(Beginning of Dataset content)

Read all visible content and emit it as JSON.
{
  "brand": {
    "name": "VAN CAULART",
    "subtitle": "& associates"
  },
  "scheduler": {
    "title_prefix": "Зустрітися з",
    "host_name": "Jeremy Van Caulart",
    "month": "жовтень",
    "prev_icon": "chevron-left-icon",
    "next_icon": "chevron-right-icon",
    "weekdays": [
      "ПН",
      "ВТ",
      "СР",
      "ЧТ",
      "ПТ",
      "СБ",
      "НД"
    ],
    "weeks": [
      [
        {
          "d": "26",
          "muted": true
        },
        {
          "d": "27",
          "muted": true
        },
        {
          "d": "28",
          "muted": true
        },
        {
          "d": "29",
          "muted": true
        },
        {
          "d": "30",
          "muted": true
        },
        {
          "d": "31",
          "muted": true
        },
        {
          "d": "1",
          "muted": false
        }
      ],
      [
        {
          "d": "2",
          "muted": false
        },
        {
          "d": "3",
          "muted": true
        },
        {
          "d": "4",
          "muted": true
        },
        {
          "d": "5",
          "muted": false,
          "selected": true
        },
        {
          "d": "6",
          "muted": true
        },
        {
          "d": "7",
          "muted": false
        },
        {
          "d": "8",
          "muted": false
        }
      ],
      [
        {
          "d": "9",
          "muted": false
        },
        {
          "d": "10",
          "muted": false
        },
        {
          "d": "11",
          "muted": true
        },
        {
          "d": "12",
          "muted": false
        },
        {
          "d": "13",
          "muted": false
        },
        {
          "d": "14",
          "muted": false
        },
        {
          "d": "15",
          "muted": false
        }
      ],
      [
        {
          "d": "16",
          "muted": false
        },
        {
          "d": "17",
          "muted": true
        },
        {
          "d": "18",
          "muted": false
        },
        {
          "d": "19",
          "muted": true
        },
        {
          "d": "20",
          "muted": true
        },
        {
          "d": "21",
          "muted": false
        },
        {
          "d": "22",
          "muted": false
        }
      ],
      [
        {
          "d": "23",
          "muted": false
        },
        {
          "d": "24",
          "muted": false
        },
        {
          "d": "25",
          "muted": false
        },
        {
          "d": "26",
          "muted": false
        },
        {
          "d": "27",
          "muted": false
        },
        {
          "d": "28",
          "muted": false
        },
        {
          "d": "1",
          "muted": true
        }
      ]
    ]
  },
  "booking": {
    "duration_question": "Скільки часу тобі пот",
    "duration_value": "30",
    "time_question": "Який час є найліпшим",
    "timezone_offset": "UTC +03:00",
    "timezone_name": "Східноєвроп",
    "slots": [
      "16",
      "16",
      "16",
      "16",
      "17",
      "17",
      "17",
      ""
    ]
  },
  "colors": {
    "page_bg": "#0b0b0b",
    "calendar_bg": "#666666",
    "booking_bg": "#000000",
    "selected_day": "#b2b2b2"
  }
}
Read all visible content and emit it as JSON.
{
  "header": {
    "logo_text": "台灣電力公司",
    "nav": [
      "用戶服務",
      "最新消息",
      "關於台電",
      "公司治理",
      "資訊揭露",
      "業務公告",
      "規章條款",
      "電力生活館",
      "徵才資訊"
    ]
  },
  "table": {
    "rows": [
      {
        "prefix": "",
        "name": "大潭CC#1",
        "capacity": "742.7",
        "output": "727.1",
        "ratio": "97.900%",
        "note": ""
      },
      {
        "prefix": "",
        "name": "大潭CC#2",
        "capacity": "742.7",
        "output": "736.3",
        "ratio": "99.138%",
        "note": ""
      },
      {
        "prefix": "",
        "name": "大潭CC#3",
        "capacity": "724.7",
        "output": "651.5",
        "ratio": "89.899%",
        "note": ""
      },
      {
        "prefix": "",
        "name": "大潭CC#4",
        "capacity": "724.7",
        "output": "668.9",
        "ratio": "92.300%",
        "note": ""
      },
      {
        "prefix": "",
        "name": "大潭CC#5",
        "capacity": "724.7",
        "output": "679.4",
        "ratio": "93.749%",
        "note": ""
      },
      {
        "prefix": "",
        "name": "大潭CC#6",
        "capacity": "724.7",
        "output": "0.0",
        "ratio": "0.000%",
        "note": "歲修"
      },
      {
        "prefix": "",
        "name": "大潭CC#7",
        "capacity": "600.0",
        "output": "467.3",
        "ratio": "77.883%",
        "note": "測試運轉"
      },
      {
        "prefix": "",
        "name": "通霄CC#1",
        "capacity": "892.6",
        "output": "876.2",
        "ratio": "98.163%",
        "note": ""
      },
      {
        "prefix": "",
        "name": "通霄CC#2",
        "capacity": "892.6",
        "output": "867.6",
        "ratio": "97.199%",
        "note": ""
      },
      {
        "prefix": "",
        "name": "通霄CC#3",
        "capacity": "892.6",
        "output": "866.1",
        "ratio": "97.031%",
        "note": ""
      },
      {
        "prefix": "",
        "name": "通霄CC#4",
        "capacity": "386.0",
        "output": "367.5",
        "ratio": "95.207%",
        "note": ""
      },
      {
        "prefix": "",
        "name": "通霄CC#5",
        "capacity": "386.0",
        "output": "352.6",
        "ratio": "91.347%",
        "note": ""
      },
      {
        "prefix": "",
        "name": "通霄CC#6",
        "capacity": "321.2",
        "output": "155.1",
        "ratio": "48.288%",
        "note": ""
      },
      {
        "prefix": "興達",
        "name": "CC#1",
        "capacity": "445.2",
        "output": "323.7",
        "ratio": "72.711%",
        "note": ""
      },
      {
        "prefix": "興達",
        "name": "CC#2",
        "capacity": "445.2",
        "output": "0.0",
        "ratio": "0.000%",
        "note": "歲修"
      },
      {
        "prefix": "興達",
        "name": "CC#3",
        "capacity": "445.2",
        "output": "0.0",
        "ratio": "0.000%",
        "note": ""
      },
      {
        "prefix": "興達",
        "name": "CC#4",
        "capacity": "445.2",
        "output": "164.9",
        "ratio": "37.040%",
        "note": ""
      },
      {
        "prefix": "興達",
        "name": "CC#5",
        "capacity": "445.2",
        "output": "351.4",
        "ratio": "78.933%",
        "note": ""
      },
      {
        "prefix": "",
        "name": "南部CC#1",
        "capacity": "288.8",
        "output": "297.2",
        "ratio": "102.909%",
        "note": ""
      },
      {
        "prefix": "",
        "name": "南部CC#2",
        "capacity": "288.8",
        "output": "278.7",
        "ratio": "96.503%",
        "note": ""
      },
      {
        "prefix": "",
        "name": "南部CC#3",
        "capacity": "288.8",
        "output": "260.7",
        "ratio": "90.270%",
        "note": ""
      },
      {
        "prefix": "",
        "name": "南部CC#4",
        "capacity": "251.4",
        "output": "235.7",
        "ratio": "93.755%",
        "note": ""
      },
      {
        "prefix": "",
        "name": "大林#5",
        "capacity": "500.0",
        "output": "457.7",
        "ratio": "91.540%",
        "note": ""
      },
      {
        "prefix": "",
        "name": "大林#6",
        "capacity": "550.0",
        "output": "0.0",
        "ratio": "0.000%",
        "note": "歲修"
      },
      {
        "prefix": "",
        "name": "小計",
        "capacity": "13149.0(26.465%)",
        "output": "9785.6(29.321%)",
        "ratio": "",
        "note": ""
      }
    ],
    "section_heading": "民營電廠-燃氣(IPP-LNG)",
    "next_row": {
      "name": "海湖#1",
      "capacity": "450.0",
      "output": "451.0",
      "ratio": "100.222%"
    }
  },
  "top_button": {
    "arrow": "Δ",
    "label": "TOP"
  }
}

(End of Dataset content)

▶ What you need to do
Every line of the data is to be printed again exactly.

▶ Solution below
Read all visible content and emit it as JSON.
{
  "brand": {
    "name": "VAN CAULART",
    "subtitle": "& associates"
  },
  "scheduler": {
    "title_prefix": "Зустрітися з",
    "host_name": "Jeremy Van Caulart",
    "month": "жовтень",
    "prev_icon": "chevron-left-icon",
    "next_icon": "chevron-right-icon",
    "weekdays": [
      "ПН",
      "ВТ",
      "СР",
      "ЧТ",
      "ПТ",
      "СБ",
      "НД"
    ],
    "weeks": [
      [
        {
          "d": "26",
          "muted": true
        },
        {
          "d": "27",
          "muted": true
        },
        {
          "d": "28",
          "muted": true
        },
        {
          "d": "29",
          "muted": true
        },
        {
          "d": "30",
          "muted": true
        },
        {
          "d": "31",
          "muted": true
        },
        {
          "d": "1",
          "muted": false
        }
      ],
      [
        {
          "d": "2",
          "muted": false
        },
        {
          "d": "3",
          "muted": true
        },
        {
          "d": "4",
          "muted": true
        },
        {
          "d": "5",
          "muted": false,
          "selected": true
        },
        {
          "d": "6",
          "muted": true
        },
        {
          "d": "7",
          "muted": false
        },
        {
          "d": "8",
          "muted": false
        }
      ],
      [
        {
          "d": "9",
          "muted": false
        },
        {
          "d": "10",
          "muted": false
        },
        {
          "d": "11",
          "muted": true
        },
        {
          "d": "12",
          "muted": false
        },
        {
          "d": "13",
          "muted": false
        },
        {
          "d": "14",
          "muted": false
        },
        {
          "d": "15",
          "muted": false
        }
      ],
      [
        {
          "d": "16",
          "muted": false
        },
        {
          "d": "17",
          "muted": true
        },
        {
          "d": "18",
          "muted": false
        },
        {
          "d": "19",
          "muted": true
        },
        {
          "d": "20",
          "muted": true
        },
        {
          "d": "21",
          "muted": false
        },
        {
          "d": "22",
          "muted": false
        }
      ],
      [
        {
          "d": "23",
          "muted": false
        },
        {
          "d": "24",
          "muted": false
        },
        {
          "d": "25",
          "muted": false
        },
        {
          "d": "26",
          "muted": false
        },
        {
          "d": "27",
          "muted": false
        },
        {
          "d": "28",
          "muted": false
        },
        {
          "d": "1",
          "muted": true
        }
      ]
    ]
  },
  "booking": {
    "duration_question": "Скільки часу тобі пот",
    "duration_value": "30",
    "time_question": "Який час є найліпшим",
    "timezone_offset": "UTC +03:00",
    "timezone_name": "Східноєвроп",
    "slots": [
      "16",
      "16",
      "16",
      "16",
      "17",
      "17",
      "17",
      ""
    ]
  },
  "colors": {
    "page_bg": "#0b0b0b",
    "calendar_bg": "#666666",
    "booking_bg": "#000000",
    "selected_day": "#b2b2b2"
  }
}
Read all visible content and emit it as JSON.
{
  "header": {
    "logo_text": "台灣電力公司",
    "nav": [
      "用戶服務",
      "最新消息",
      "關於台電",
      "公司治理",
      "資訊揭露",
      "業務公告",
      "規章條款",
      "電力生活館",
      "徵才資訊"
    ]
  },
  "table": {
    "rows": [
      {
        "prefix": "",
        "name": "大潭CC#1",
        "capacity": "742.7",
        "output": "727.1",
        "ratio": "97.900%",
        "note": ""
      },
      {
        "prefix": "",
        "name": "大潭CC#2",
        "capacity": "742.7",
        "output": "736.3",
        "ratio": "99.138%",
        "note": ""
      },
      {
        "prefix": "",
        "name": "大潭CC#3",
        "capacity": "724.7",
        "output": "651.5",
        "ratio": "89.899%",
        "note": ""
      },
      {
        "prefix": "",
        "name": "大潭CC#4",
        "capacity": "724.7",
        "output": "668.9",
        "ratio": "92.300%",
        "note": ""
      },
      {
        "prefix": "",
        "name": "大潭CC#5",
        "capacity": "724.7",
        "output": "679.4",
        "ratio": "93.749%",
        "note": ""
      },
      {
        "prefix": "",
        "name": "大潭CC#6",
        "capacity": "724.7",
        "output": "0.0",
        "ratio": "0.000%",
        "note": "歲修"
      },
      {
        "prefix": "",
        "name": "大潭CC#7",
        "capacity": "600.0",
        "output": "467.3",
        "ratio": "77.883%",
        "note": "測試運轉"
      },
      {
        "prefix": "",
        "name": "通霄CC#1",
        "capacity": "892.6",
        "output": "876.2",
        "ratio": "98.163%",
        "note": ""
      },
      {
        "prefix": "",
        "name": "通霄CC#2",
        "capacity": "892.6",
        "output": "867.6",
        "ratio": "97.199%",
        "note": ""
      },
      {
        "prefix": "",
        "name": "通霄CC#3",
        "capacity": "892.6",
        "output": "866.1",
        "ratio": "97.031%",
        "note": ""
      },
      {
        "prefix": "",
        "name": "通霄CC#4",
        "capacity": "386.0",
        "output": "367.5",
        "ratio": "95.207%",
        "note": ""
      },
      {
        "prefix": "",
        "name": "通霄CC#5",
        "capacity": "386.0",
        "output": "352.6",
        "ratio": "91.347%",
        "note": ""
      },
      {
        "prefix": "",
        "name": "通霄CC#6",
        "capacity": "321.2",
        "output": "155.1",
        "ratio": "48.288%",
        "note": ""
      },
      {
        "prefix": "興達",
        "name": "CC#1",
        "capacity": "445.2",
        "output": "323.7",
        "ratio": "72.711%",
        "note": ""
      },
      {
        "prefix": "興達",
        "name": "CC#2",
        "capacity": "445.2",
        "output": "0.0",
        "ratio": "0.000%",
        "note": "歲修"
      },
      {
        "prefix": "興達",
        "name": "CC#3",
        "capacity": "445.2",
        "output": "0.0",
        "ratio": "0.000%",
        "note": ""
      },
      {
        "prefix": "興達",
        "name": "CC#4",
        "capacity": "445.2",
        "output": "164.9",
        "ratio": "37.040%",
        "note": ""
      },
      {
        "prefix": "興達",
        "name": "CC#5",
        "capacity": "445.2",
        "output": "351.4",
        "ratio": "78.933%",
        "note": ""
      },
      {
        "prefix": "",
        "name": "南部CC#1",
        "capacity": "288.8",
        "output": "297.2",
        "ratio": "102.909%",
        "note": ""
      },
      {
        "prefix": "",
        "name": "南部CC#2",
        "capacity": "288.8",
        "output": "278.7",
        "ratio": "96.503%",
        "note": ""
      },
      {
        "prefix": "",
        "name": "南部CC#3",
        "capacity": "288.8",
        "output": "260.7",
        "ratio": "90.270%",
        "note": ""
      },
      {
        "prefix": "",
        "name": "南部CC#4",
        "capacity": "251.4",
        "output": "235.7",
        "ratio": "93.755%",
        "note": ""
      },
      {
        "prefix": "",
        "name": "大林#5",
        "capacity": "500.0",
        "output": "457.7",
        "ratio": "91.540%",
        "note": ""
      },
      {
        "prefix": "",
        "name": "大林#6",
        "capacity": "550.0",
        "output": "0.0",
        "ratio": "0.000%",
        "note": "歲修"
      },
      {
        "prefix": "",
        "name": "小計",
        "capacity": "13149.0(26.465%)",
        "output": "9785.6(29.321%)",
        "ratio": "",
        "note": ""
      }
    ],
    "section_heading": "民營電廠-燃氣(IPP-LNG)",
    "next_row": {
      "name": "海湖#1",
      "capacity": "450.0",
      "output": "451.0",
      "ratio": "100.222%"
    }
  },
  "top_button": {
    "arrow": "Δ",
    "label": "TOP"
  }
}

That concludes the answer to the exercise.